--- RECORD SET Enclosed Below ---
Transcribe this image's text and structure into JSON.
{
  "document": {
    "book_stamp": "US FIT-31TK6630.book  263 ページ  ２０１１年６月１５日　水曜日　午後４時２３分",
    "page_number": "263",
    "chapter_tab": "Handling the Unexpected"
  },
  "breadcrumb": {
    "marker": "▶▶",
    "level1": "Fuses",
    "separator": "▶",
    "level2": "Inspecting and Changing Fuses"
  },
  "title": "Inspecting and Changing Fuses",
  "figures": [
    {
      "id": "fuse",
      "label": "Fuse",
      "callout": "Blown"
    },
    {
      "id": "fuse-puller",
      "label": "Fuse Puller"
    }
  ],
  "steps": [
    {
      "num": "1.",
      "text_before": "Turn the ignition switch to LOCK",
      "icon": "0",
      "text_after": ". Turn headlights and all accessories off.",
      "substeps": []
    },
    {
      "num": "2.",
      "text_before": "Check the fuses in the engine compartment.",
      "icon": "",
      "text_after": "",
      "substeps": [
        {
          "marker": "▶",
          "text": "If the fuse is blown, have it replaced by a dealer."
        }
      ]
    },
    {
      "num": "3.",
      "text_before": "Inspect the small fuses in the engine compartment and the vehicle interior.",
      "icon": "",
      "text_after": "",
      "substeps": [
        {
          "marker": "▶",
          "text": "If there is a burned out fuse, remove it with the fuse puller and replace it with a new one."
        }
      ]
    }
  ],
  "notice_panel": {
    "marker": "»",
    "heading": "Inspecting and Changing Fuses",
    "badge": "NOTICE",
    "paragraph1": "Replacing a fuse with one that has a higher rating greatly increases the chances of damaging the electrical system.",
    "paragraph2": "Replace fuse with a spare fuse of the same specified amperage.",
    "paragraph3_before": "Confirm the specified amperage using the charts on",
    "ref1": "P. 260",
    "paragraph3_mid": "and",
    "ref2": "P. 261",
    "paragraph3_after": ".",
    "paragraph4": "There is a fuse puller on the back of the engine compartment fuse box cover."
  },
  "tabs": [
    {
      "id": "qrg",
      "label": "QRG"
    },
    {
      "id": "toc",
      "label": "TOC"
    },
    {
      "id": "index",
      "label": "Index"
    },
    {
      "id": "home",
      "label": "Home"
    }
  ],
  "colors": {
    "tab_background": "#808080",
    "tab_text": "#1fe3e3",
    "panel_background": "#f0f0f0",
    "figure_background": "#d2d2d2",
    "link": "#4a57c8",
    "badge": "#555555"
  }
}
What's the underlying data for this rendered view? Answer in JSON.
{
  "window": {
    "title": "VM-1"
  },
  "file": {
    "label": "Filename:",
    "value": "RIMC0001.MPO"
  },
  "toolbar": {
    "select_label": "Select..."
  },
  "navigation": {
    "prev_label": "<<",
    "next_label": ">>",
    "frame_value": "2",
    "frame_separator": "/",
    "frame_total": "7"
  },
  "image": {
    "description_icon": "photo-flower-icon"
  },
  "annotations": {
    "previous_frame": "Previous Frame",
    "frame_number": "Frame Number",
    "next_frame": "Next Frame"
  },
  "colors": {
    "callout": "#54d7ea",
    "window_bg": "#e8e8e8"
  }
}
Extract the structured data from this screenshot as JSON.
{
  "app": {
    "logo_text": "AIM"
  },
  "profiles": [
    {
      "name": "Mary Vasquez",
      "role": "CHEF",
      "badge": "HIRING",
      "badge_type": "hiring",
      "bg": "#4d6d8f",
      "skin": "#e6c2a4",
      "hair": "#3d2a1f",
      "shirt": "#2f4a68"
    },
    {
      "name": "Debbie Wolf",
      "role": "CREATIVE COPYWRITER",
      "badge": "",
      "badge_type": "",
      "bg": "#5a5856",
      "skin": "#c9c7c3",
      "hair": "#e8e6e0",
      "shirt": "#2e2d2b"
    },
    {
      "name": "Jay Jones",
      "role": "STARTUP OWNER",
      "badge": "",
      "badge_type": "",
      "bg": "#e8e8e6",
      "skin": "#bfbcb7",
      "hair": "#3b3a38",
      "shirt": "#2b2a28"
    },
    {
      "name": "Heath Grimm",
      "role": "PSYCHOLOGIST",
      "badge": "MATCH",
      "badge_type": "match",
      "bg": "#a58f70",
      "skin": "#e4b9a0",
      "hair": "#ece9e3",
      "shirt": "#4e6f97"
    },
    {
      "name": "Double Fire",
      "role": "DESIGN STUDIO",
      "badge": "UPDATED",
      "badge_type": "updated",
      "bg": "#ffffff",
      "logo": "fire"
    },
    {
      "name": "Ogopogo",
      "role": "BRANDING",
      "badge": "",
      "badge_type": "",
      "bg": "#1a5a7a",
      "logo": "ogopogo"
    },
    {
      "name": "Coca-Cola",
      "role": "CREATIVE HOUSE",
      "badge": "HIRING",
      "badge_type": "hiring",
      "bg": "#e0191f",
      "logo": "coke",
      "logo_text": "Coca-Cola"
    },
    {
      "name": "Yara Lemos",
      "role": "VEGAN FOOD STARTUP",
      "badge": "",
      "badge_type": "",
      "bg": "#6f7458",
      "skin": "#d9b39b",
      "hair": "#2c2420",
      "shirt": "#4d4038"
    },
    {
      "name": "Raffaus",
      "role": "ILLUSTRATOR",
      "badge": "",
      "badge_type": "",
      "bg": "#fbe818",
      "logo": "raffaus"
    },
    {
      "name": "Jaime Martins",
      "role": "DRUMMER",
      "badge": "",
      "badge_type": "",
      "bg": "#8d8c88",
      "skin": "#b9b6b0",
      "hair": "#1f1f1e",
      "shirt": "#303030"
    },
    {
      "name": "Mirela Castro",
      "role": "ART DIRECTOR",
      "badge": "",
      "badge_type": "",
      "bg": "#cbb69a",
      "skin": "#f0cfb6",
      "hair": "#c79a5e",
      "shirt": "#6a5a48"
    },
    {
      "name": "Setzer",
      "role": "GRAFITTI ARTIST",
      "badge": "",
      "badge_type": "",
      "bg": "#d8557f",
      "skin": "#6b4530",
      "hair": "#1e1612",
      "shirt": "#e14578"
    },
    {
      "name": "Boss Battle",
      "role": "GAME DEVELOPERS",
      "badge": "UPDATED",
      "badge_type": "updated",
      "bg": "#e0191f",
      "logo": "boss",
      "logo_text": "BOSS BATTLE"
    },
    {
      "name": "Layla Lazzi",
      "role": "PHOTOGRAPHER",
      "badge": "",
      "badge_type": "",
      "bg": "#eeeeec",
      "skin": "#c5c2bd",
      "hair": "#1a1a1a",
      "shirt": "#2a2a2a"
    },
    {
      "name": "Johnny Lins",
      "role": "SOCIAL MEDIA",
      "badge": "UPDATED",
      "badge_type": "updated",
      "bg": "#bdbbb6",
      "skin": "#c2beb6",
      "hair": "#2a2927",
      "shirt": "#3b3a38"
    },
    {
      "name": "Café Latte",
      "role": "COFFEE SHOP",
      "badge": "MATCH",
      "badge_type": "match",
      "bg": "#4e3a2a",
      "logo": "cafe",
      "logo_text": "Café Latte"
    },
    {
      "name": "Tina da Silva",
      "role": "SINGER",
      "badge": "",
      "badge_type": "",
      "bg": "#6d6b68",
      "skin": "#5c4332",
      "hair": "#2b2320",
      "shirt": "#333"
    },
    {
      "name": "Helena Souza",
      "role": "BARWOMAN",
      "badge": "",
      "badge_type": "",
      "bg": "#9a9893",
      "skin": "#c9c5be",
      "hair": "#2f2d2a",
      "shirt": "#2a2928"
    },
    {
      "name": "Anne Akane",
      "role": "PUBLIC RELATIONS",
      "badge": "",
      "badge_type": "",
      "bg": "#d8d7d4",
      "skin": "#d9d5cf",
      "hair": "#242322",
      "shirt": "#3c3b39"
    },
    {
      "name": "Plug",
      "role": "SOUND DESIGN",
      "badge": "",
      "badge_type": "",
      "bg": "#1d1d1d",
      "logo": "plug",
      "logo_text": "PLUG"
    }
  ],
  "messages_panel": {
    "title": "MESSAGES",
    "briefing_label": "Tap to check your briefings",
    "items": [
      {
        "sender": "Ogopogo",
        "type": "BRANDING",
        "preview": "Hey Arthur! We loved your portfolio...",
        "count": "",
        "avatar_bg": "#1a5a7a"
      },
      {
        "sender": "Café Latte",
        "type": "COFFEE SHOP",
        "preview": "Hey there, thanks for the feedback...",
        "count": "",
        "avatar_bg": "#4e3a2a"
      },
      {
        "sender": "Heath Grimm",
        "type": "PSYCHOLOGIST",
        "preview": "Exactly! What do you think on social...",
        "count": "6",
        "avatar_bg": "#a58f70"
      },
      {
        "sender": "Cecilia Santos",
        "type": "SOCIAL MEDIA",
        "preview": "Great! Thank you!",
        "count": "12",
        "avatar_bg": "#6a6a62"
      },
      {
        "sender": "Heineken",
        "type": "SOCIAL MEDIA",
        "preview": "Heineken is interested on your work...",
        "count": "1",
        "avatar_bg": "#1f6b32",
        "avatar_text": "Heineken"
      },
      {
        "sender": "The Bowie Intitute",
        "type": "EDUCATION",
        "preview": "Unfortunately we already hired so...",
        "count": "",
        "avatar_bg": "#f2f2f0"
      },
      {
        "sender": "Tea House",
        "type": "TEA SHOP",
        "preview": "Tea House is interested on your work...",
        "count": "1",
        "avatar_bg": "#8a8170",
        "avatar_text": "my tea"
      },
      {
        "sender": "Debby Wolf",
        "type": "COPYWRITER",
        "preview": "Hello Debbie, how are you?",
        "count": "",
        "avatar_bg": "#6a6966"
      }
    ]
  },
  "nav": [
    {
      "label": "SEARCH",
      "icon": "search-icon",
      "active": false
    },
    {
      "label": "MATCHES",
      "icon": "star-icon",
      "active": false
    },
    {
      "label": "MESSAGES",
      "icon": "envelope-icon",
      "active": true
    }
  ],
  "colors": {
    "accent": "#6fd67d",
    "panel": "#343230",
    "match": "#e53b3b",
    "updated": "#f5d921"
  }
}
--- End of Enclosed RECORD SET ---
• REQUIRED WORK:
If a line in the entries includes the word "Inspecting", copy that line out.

• TASK RESULT:
    "level2": "Inspecting and Changing Fuses"
  "title": "Inspecting and Changing Fuses",
    "heading": "Inspecting and Changing Fuses",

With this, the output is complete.